Memory: This should probably be much higher on the list. It is one of the selling points for all digital readers. How many times have your heard the announcer voice say “Carry your entire library in your hand” or something like it? Well, it’s a bit of an exaggeration, but your device should have the capacity to carry a large number of titles. How about expansion slots? Many devices have the ability to slap in a memory card and add to the number of titles you can carry. Notably, Kindle does not. If you fill that bad boy up (and it will take a while, don’t get me wrong) you will have to start deleting things in order to put in new material.

Or just wait until Amazon deletes them for you.

Sorry, sorry. I know.

Interesting side note which will explain the beauty of my reader: I was at Convergence this year, recording video of the various panels I was attending. Half way through one of the readings, I realized that the memory card in my camera was full. Fortunately, I had my Sony PRS-650 in my bag as well (which has expansion slots for both Memory Stick Duo and SG cards). It should be no surprise that my Sony camera uses SG cards. I popped the card out of my reader and into my camera and kept on shooting.

If you are looking at a device which has expandable memory, make sure it is a standard format. Having to search dozens of computer stores to find an oddball memory card is a true pain in the butt.

Compatibility: Really, this should not be an issue any more, right? I mean, those of us with Apple products should not be limited to only a few devices. Honestly, it probably will not be an issue unless you are buying something straight out of the far east, but it never hurts to check. That goes for the kind of connections required, too. Everything
should be USB and the cable should come with the device.

Size: How big a device you do want? Do you want something that fits easily into a jacket pocket, just like your favorite paperback? Those devices exist, but you may have to pass on some other things like a full keyboard.

Input: Do you want a keyboard to take notes with? If you are going with a touchscreen, do you want one with a stylus? There are a number of different ways in which readers access the information on their devices. Make sure that the controls on the model you are looking at are comfortable for you. Don’t just look at them, play around with them a little before you buy.

Other functions: Do you want Text to Speech? This was the big flap earlier this year, the Text to Speech vs. Audiobook debate. My Sony does not have a Text to Speech function, but it does support audio files. I can’t get the reader to read to me, but I can listen to audio books.

If you are looking at a device which support audio of some type, how will you listen? Earphone jacks should be standard for devices with audio functions. Make sure the jacks are standard as well. You don’t want those awesome noise canceling headphones to be useless, do you?

What about pictures and video? As the popularity of “additional content” rises, you may want a device which will allow you to watch interviews with the author and other video. If you are going to be reading textbooks or other technical books, make sure that your reader supports popular graphics files (PDF, TIFF, JPEG). You will probably want one which displays these in color (mine does not).

I know that I am forgetting something here, but I can not think of any other considerations at the moment.
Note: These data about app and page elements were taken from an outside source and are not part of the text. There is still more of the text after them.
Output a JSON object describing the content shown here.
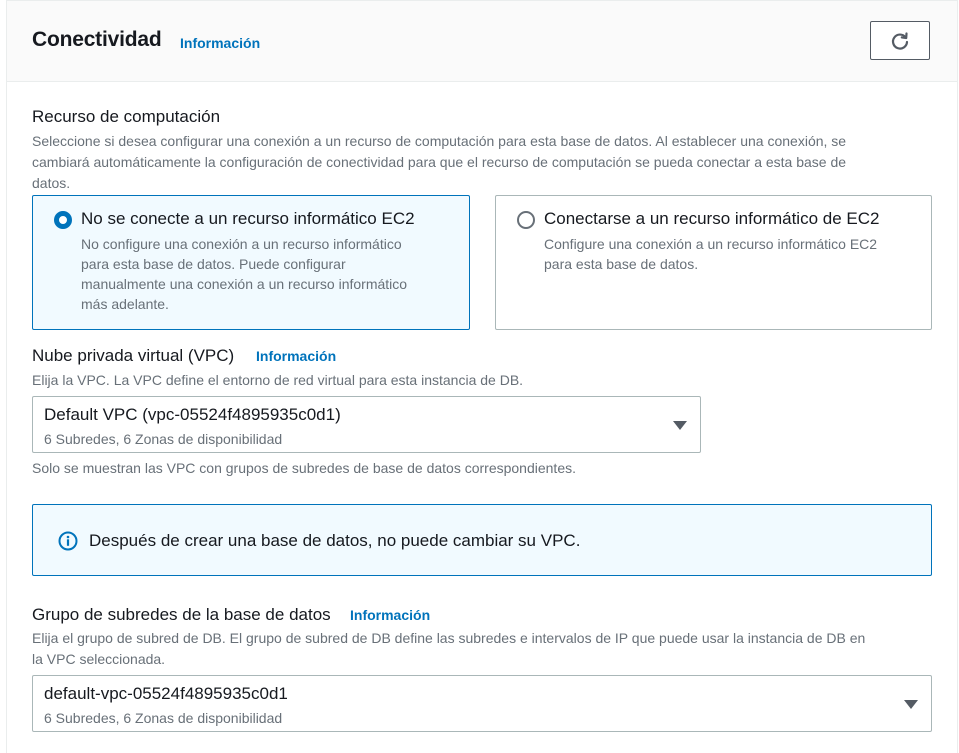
{
  "header": {
    "title": "Conectividad",
    "info_link": "Información",
    "refresh_icon": "refresh-icon"
  },
  "compute": {
    "label": "Recurso de computación",
    "description_line1": "Seleccione si desea configurar una conexión a un recurso de computación para esta base de datos. Al establecer una conexión, se",
    "description_line2": "cambiará automáticamente la configuración de conectividad para que el recurso de computación se pueda conectar a esta base de",
    "description_line3": "datos.",
    "options": [
      {
        "title": "No se conecte a un recurso informático EC2",
        "desc_line1": "No configure una conexión a un recurso informático",
        "desc_line2": "para esta base de datos. Puede configurar",
        "desc_line3": "manualmente una conexión a un recurso informático",
        "desc_line4": "más adelante.",
        "selected": true
      },
      {
        "title": "Conectarse a un recurso informático de EC2",
        "desc_line1": "Configure una conexión a un recurso informático EC2",
        "desc_line2": "para esta base de datos.",
        "selected": false
      }
    ]
  },
  "vpc": {
    "label": "Nube privada virtual (VPC)",
    "info_link": "Información",
    "description": "Elija la VPC. La VPC define el entorno de red virtual para esta instancia de DB.",
    "selected_value": "Default VPC (vpc-05524f4895935c0d1)",
    "selected_sub": "6 Subredes, 6 Zonas de disponibilidad",
    "hint": "Solo se muestran las VPC con grupos de subredes de base de datos correspondientes."
  },
  "alert": {
    "icon": "info-icon",
    "text": "Después de crear una base de datos, no puede cambiar su VPC."
  },
  "subnet_group": {
    "label": "Grupo de subredes de la base de datos",
    "info_link": "Información",
    "description_line1": "Elija el grupo de subred de DB. El grupo de subred de DB define las subredes e intervalos de IP que puede usar la instancia de DB en",
    "description_line2": "la VPC seleccionada.",
    "selected_value": "default-vpc-05524f4895935c0d1",
    "selected_sub": "6 Subredes, 6 Zonas de disponibilidad"
  },
  "colors": {
    "accent": "#0073bb",
    "tile_selected_bg": "#f1faff",
    "text_primary": "#16191f",
    "text_secondary": "#687078"
  }
}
If something else pops into my head, I will be sure to add it.

Finally, for those who are interested, I have a
link to a panel from Convergence which discussed e-readers and digital publishing. I apologize for the sound quality, it’s not the greatest but I have cleaned it up as best I can.